That’s nice that your office is upfront about everything. Rent amounts sound good especially considering what your houses cost.
I don’t have any experience with it, but I do think the rent amount is pretty good. It would be a great way to rent houses in outlying areas where home values and rents are lower. Around here they adjust the amount by county, but rents within the county can be a lot different.
They do publish the amount.
I think I will continue to not use section 8. I don’t like the co-tenant (my term) portion where to evict I have to get the government to buy into the idea.
Section 8 is the best tenants and there is a guarantee check each month and the tenant will not mess up because they will lose all their government funds for one year. Section 8 tenants know how to milk the tax payers.
Section 8 tenants need the same old fashioned screening that any tenant needs to go through. Section 8 does not guarantee a good tenant, just the portion of rent they’re contracted to cover. Otherwise, Section 8 tenant, screened only for the rent they can pay, will offer you a 90% chance of being the tenant from hell. Why?
Because my experience is that only 1 in 10 tenants overcome my screening process at any given time. That means 9 out of 10 don’t “qualify,” despite my strategy of never turning down tenants, just making them jump higher hoops. 9 out of 10 applicants don’t want, or won’t, or can’t jump through the higher hoops. Still, I screen my tenants the same regardless of whatever source their income is coming from.
As it happens none of the Section 8 applicants qualify since I can’t legally collect my ‘standard’ deposit from them, because Section 8 itself believes it incentivizes their clients already enough to take care of the property, with they promise to pay for extra wear and tear in the event the tenant acts up.
Well, they might look good on paper. But it’s another thing getting it. I would rather cut to the chase, and incentivize the tenant directly with the promise of a boatload of cash back when they behave themselves; not have to sell my position to Section 8, cross my fingers and hope I don’t get skunked out of my Obama money. Forget that.

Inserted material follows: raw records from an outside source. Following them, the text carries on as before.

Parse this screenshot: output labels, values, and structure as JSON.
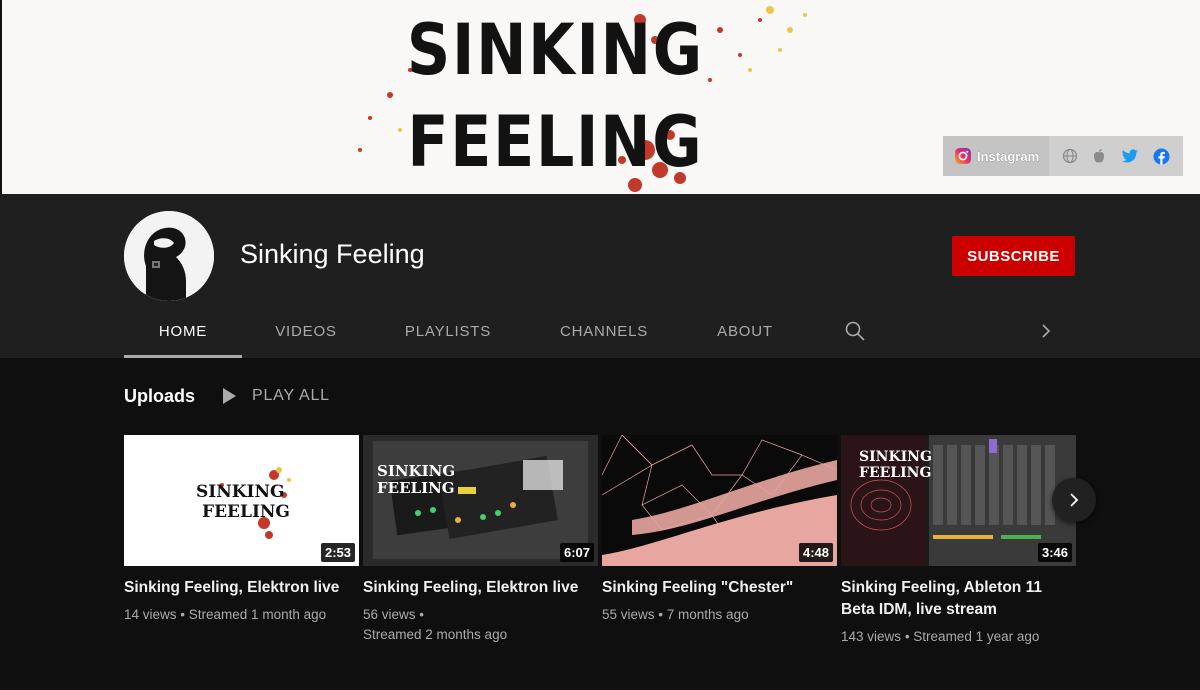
{
  "banner": {
    "title_line1": "SINKING",
    "title_line2": "FEELING",
    "instagram_label": "Instagram",
    "link_icons": [
      "globe-icon",
      "apple-icon",
      "twitter-icon",
      "facebook-icon"
    ]
  },
  "channel": {
    "name": "Sinking Feeling",
    "subscribe_label": "SUBSCRIBE"
  },
  "tabs": [
    "HOME",
    "VIDEOS",
    "PLAYLISTS",
    "CHANNELS",
    "ABOUT"
  ],
  "uploads": {
    "title": "Uploads",
    "play_all_label": "PLAY ALL",
    "videos": [
      {
        "title": "Sinking Feeling, Elektron live",
        "duration": "2:53",
        "views": "14 views",
        "age": "Streamed 1 month ago",
        "thumb_text1": "SINKING",
        "thumb_text2": "FEELING"
      },
      {
        "title": "Sinking Feeling, Elektron live",
        "duration": "6:07",
        "views": "56 views",
        "age": "Streamed 2 months ago",
        "thumb_text1": "SINKING",
        "thumb_text2": "FEELING"
      },
      {
        "title": "Sinking Feeling \"Chester\"",
        "duration": "4:48",
        "views": "55 views",
        "age": "7 months ago"
      },
      {
        "title_line1": "Sinking Feeling, Ableton 11",
        "title_line2": "Beta IDM, live stream",
        "duration": "3:46",
        "views": "143 views",
        "age": "Streamed 1 year ago",
        "thumb_text1": "SINKING",
        "thumb_text2": "FEELING"
      }
    ]
  },
  "colors": {
    "subscribe": "#cc0000",
    "background": "#0f0f0f",
    "header": "#1f1f1f",
    "muted_text": "#aaaaaa"
  }
}
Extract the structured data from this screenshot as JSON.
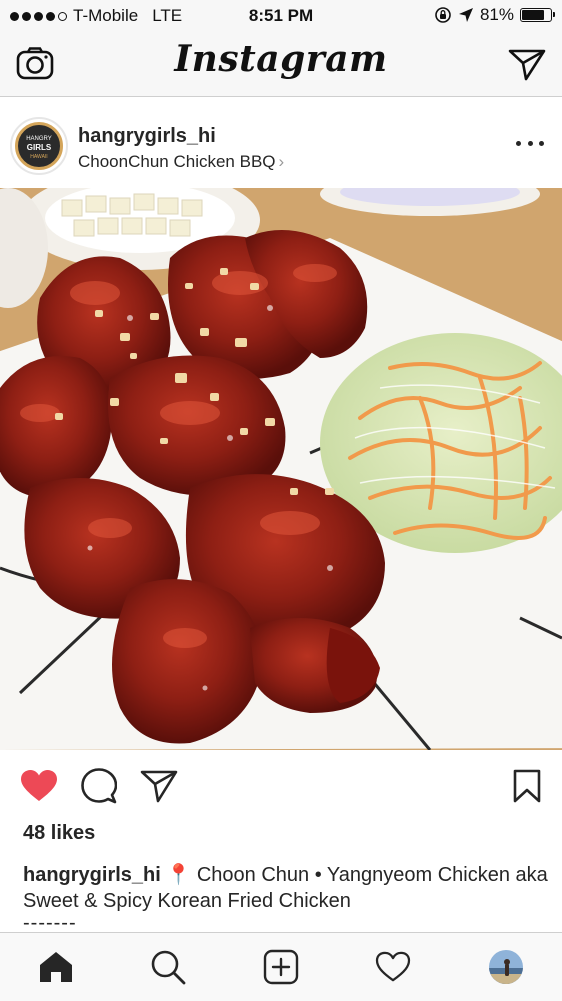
{
  "status_bar": {
    "carrier": "T-Mobile",
    "network": "LTE",
    "time": "8:51 PM",
    "battery_text": "81%",
    "battery_level": 0.81,
    "signal_bars": 4,
    "signal_total": 5
  },
  "nav": {
    "title": "Instagram",
    "camera_icon": "camera-icon",
    "direct_icon": "paper-plane-icon"
  },
  "post": {
    "username": "hangrygirls_hi",
    "location": "ChoonChun Chicken BBQ",
    "location_chevron": "›",
    "avatar_text": [
      "HANGRY",
      "GIRLS",
      "HAWAII"
    ],
    "more_icon": "more-horizontal-icon",
    "photo_alt": "photo",
    "liked": true,
    "like_color": "#ed4956"
  },
  "actions": {
    "like_icon": "heart-filled-icon",
    "comment_icon": "comment-bubble-icon",
    "share_icon": "paper-plane-icon",
    "save_icon": "bookmark-icon"
  },
  "likes_text": "48 likes",
  "caption": {
    "username": "hangrygirls_hi",
    "pin": "📍",
    "text": "Choon Chun • Yangnyeom Chicken aka Sweet & Spicy Korean Fried Chicken",
    "divider": "-------"
  },
  "tab_bar": {
    "items": [
      {
        "name": "home",
        "icon": "home-icon",
        "active": true
      },
      {
        "name": "search",
        "icon": "search-icon",
        "active": false
      },
      {
        "name": "add",
        "icon": "add-post-icon",
        "active": false
      },
      {
        "name": "activity",
        "icon": "heart-outline-icon",
        "active": false
      },
      {
        "name": "profile",
        "icon": "profile-avatar-icon",
        "active": false
      }
    ]
  },
  "colors": {
    "like_red": "#ed4956",
    "text": "#262626",
    "bar_bg": "#f7f7f7"
  }
}
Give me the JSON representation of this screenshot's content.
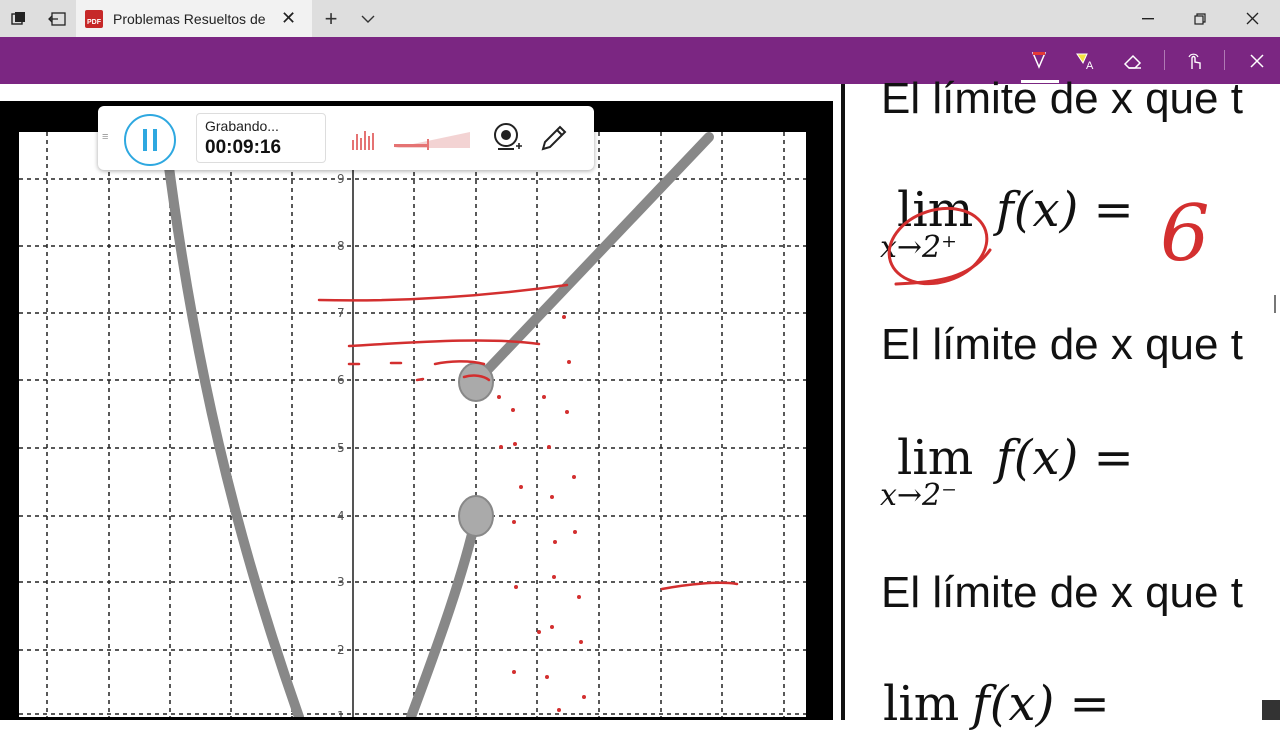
{
  "browser": {
    "tab_title": "Problemas Resueltos de",
    "tab_icon": "pdf-icon",
    "new_tab": "+",
    "accent_color": "#7b2682"
  },
  "recorder": {
    "status_label": "Grabando...",
    "elapsed_time": "00:09:16",
    "accent_color": "#2ea8e0"
  },
  "document": {
    "line1": "El límite de x que t",
    "line2": "El límite de x que t",
    "line3": "El límite de x que t",
    "lim_word": "lim",
    "fx_expr": "f(x) =",
    "sub_right": "x→2⁺",
    "sub_left": "x→2⁻",
    "handwritten_answer": "6"
  },
  "graph": {
    "y_ticks": [
      "9",
      "8",
      "7",
      "6",
      "5",
      "4",
      "3",
      "2",
      "1"
    ]
  }
}
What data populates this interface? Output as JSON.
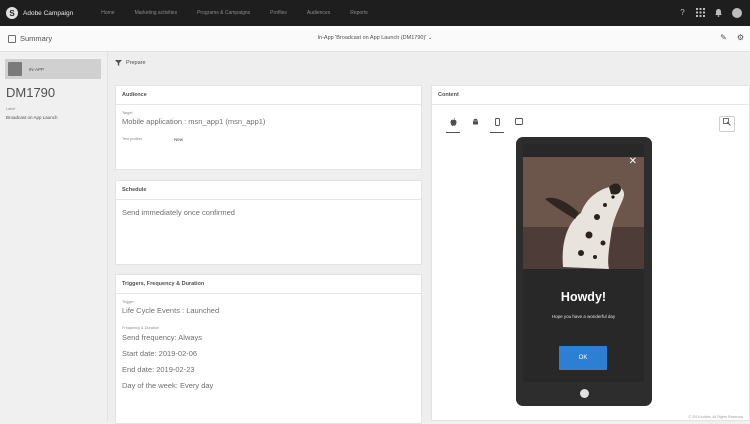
{
  "topbar": {
    "brand": "Adobe Campaign",
    "nav": [
      "Home",
      "Marketing activities",
      "Programs & Campaigns",
      "Profiles",
      "Audiences",
      "Reports"
    ]
  },
  "summary_bar": {
    "summary_label": "Summary",
    "delivery_title": "In-App 'Broadcast on App Launch (DM1790)'"
  },
  "sidebar": {
    "chip_label": "IN-APP",
    "code": "DM1790",
    "label_caption": "Label",
    "label_value": "Broadcast on App Launch"
  },
  "main": {
    "prepare_label": "Prepare",
    "audience": {
      "title": "Audience",
      "target_caption": "Target",
      "target_value": "Mobile application : msn_app1 (msn_app1)",
      "test_profiles_caption": "Test profiles",
      "test_profiles_value": "New"
    },
    "schedule": {
      "title": "Schedule",
      "value": "Send immediately once confirmed"
    },
    "triggers": {
      "title": "Triggers, Frequency & Duration",
      "trigger_caption": "Trigger",
      "trigger_value": "Life Cycle Events : Launched",
      "freq_caption": "Frequency & Duration",
      "send_frequency": "Send frequency: Always",
      "start_date": "Start date: 2019-02-06",
      "end_date": "End date: 2019-02-23",
      "day_of_week": "Day of the week: Every day"
    },
    "content": {
      "title": "Content",
      "message_title": "Howdy!",
      "message_body": "Hope you have a wonderful day",
      "button_label": "OK",
      "close_glyph": "✕"
    }
  },
  "footer": {
    "copyright": "© 2019 Adobe. All Rights Reserved."
  },
  "colors": {
    "topbar": "#1e1e1e",
    "button_blue": "#2d7fd3",
    "phone_body": "#2d2d2d"
  },
  "icons": {
    "help": "help-icon",
    "apps": "apps-grid-icon",
    "notifications": "bell-icon",
    "edit": "pencil-icon",
    "settings": "settings-icon",
    "ios": "apple-icon",
    "android": "android-icon",
    "phone": "phone-icon",
    "tablet": "tablet-icon"
  }
}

I know most of your questions have already been answered, but I will pipe in and say I have had great luck with section 8. I have one section 8 tenant who has an 800+ credit score, great rental history, despite having a lack of income…and she takes great care of the property (I check on it monthly). You will have good and bad experiences with section 8, just as you do a normal renter, and the best way to (help) prevent problems is to just be an excellent property manager.
There are some landlords who are making millions with section 8 rentals. E.G. In Dallas there are some people who built modern townhomes and apartments in the most ghetto areas of the city…and who do you think goes and lives there? Section 8 folks, who formally lived in ratty apartments and houses. So the rents are relatively high for the area, and its always paid on time - a pretty good deal. Additionally, I know of another guy who owns lots & lots of house in Lancaster and neighboring cities just south of Dallas. There is a huge black community in that part of the metroplex, and lots of demand for section 8 rentals too, and that guy makes a ton of money. He rents an office in a strip mall just to have people come by and make their co-payments in rent…I imagine he brings in $100k+ per month in rent easily.
A lot of the apartments over on Lovers lane, and Fair oaks ave are now renting only to section 8 and social services for better income.
Isn’t it interesting that the government has to bribe/entice/lure two parties into a manufactured attraction, while undermining natural market forces, redistributing private sector wealth, and manipulating the housing market …all to buy votes?
And it’s all done today, at the expense of future tax payers, three generations down the road. How fair is that?
I agree and there are people out there that will pay to get the edge.